After our shopping, we hustle back to our accommodation, eat a quick sandwich lunch, and then hit the road for our 4.5 hour drive through the Tropic of Capricorn to the desert. On the bus, I do a quick catch up on my blog and then just end up napping as usual, enjoying the still-cool coastal air that likely won’t last long. Sure enough, it’s baking by the time we stop for a photo of the suddenly rocky landscape.
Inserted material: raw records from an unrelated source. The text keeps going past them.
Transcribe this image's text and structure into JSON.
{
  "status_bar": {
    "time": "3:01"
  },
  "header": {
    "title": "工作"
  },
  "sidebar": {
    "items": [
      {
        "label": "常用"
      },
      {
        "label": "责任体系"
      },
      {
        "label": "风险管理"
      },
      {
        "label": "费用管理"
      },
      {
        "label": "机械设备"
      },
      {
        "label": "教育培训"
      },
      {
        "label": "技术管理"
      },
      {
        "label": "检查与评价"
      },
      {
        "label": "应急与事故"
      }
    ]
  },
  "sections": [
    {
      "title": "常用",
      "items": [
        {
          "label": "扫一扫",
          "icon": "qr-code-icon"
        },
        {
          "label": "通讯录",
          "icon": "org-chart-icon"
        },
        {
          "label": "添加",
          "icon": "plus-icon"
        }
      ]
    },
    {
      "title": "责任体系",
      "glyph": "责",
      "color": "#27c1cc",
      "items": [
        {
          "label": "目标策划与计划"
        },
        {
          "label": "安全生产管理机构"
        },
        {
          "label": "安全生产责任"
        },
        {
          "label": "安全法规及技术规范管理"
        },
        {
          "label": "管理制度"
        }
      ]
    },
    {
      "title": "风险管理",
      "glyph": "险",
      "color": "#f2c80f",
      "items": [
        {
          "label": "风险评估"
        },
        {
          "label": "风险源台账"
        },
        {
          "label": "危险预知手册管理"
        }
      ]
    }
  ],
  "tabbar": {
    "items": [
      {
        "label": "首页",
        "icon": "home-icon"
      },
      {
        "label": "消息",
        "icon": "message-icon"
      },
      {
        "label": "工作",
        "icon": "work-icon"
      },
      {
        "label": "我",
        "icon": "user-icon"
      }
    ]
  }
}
The road has narrowed considerably and the truck is now travelling at about 10kph up the hills, plus I can tell from my ear pain that we must have been climbing for a while, so there is great relief when we finally find ourselves back on a more straight highway.
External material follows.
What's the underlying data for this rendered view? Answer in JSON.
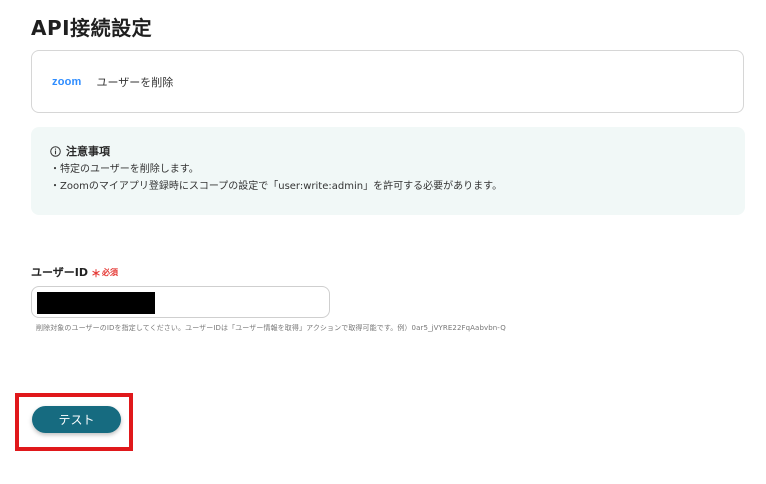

We stop for photos at the Tropic of Capricorn sign, trying to work out which way we would need to walk/swim to get all the way back to Australia, and then climb back into the truck for the remaining ride to our little desert camp. Once again, we are staying incredibly remotely, but I’m happy to sacrifice electricity and other conveniences for views like these. After setting up our camp, we all go for a swim in the bathtub-sized pool and then spend our evening playing cards until Kerri, who previously worked as a guide in Kruger National Park and currently works as a nature guide in Scotland, decides to lead us on a little desert walk. We have just over an hour before dinner, but we climb up a few of the hills to get a view of the mountains and Kerri points out a number of tracks and droppings for us. I can’t say that I’m disappointed not to see a tarantula (after Kerri identified one of the many holes in the ground as a spider hole), but I would have liked to see a scorpion or snake. Still, the frequent zebra and oryx tracks seem promising, so we all make plans to visit the watering hole (if you can call it that, because it’s the size of a sink) after dinner in the hopes of seeing some animals.
We all enjoy a tasty dinner of cottage pie (beef mince with veggies, mashed potatoes, cheese) and then go about our evening routines. I’m feeling incredibly tired, so I settle myself into bed around 9pm, but a large commotion eventually draws me out. There are about 30 zebra all trying to get some action from the puddle of a watering hole, so every few seconds there is a huge shuffling as zebras at the back try to push forward and the ones with their front hooves in the water try to keep the others out of the way. It’s way too dark for me to video, but it’s quite a hilarious watching them stomp and buck around. I will certainly miss waking up to the noise of zebras when I’m home..